(6)  Council Directive 92/85/EEC of 19 October 1992 on the introduction of measures to encourage improvements in the safety and health at work of pregnant workers and workers who have recently given birth or are breastfeeding (tenth individual Directive within the meaning of Article 16 (1) of Directive 89/391/EEC) (OJ L 348, 28.11.1992, p. 1).

(7)  Council Directive 97/81/EC of 15 December 1997 concerning the Framework Agreement on part-time work concluded by UNICE, CEEP and the ETUC (OJ L 14, 20.1.1998, p. 9).

(8)  Council Directive 2010/18/EU of 8 March 2010 implementing the revised Framework Agreement on parental leave concluded by BUSINESSEUROPE, UEAPME, CEEP and ETUC and repealing Directive 96/34/EC (OJ L 68, 18.3.2010, p. 13).

(9)  Regulation (EC) No 883/2004 of the European Parliament and of the Council of 29 April 2004 on the coordination of social security systems (OJ L 166, 30.4.2004, p. 1).

(10)  Regulation (EU) No 1231/2010 of the European Parliament and of the Council of 24 November 2010 extending Regulation (EC) No 883/2004 and Regulation (EC) No 987/2009 to nationals of third countries who are not already covered by these Regulations solely on the ground of their nationality (OJ L 344, 29.12.2010, p. 1).

(11)  Council Regulation (EC) No 859/2003 of 14 May 2003 extending the provisions of Regulation (EEC) No 1408/71 and Regulation (EEC) No 574/72 to nationals of third countries who are not already covered by those provisions solely on the ground of their nationality (OJ L 124, 20.5.2003, p. 1).

(12)  Judgment of the Court of Justice of 11 October 2007, Nadine Paquay v Société d'architectes Hoet + Minne SPRL, C-460/06, ECLI:EU:C:2007:601.

(13)  Commission Recommendation 2003/361/EC of 6 May 2003 concerning the definition of micro, small and medium-sized enterprises (OJ L 124, 20.5.2003, p. 36).

(14)  Council Directive 1999/70/EC of 28 June 1999 concerning the framework agreement on fixed-term work concluded by ETUC, UNICE and CEEP (OJ L 175, 10.7.1999, p. 43).


ANNEX

CORRELATION TABLE

Directive 2010/18/EU

This Directive

Clause 1(1)

Article 1

Clause 1(2)

Article 2

Clause 1(3)

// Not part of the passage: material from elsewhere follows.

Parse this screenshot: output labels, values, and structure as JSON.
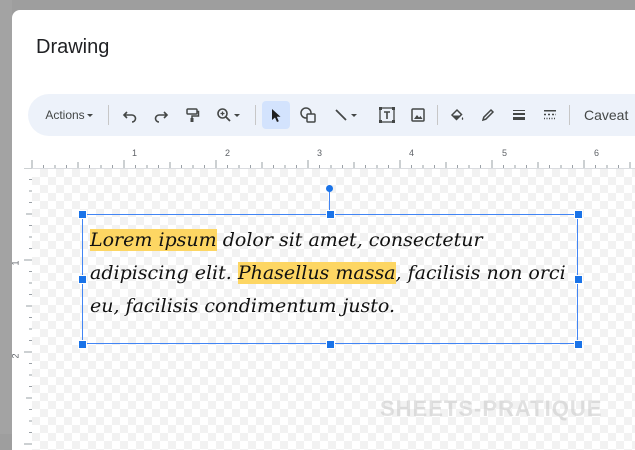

Article 2

Clause 2(1)

Article 5(1)

Clause 2(2)

Article 5(1) and (2)

Clause 3(1)(a)

Article 5(6)

Clause 3(1)(b)

Article 5(4)

Clause 3(1)(c)

Article 5(5)

Clause 3(1)(d)

Clause 3(2)

Article 5(3)

Clause 3(3)

Article 5(8)

Clause 4(1)

Article 5(8)

Clause 5(1)

Article 10(2)

Clause 5(2)

Article 10(1)

Clause 5(3)

Article 10(3)

Clause 5(4)

Article 11

Clause 5(5) first subparagraph

Article 10(3)

Clause 5(5) second subparagraph

Article 8(3)

Clause 6(1)

Article 9

Clause 6(2)

Recital 25

Clause 7(1)

Article 7

Clause 7(2)

Article 7

Clause 8(1)

Article 16(1)

Clause 8(2)

Article 16(2)

Clause 8(3)

Clause 8(4)

Clause 8(5)

Clause 8(6)

Clause 8(7)


12.7.2019   

EN

Official Journal of the European Union

L 188/94


DIRECTIVE (EU) 2019/1159 OF THE EUROPEAN PARLIAMENT AND OF THE COUNCIL

of 20 June 2019

amending Directive 2008/106/EC on the minimum level of training of seafarers and repealing Directive 2005/45/EC on the mutual recognition of seafarers' certificates issued by the Member States

(Text with EEA relevance)

THE EUROPEAN PARLIAMENT AND THE COUNCIL OF THE EUROPEAN UNION,

Having regard to the Treaty on the Functioning of the European Union, and in particular Article 100(2) thereof,

Having regard to the proposal from the European Commission,

After transmission of the draft legislative act to the national parliaments,

Having regard to the opinion of the European Economic and Social Committee (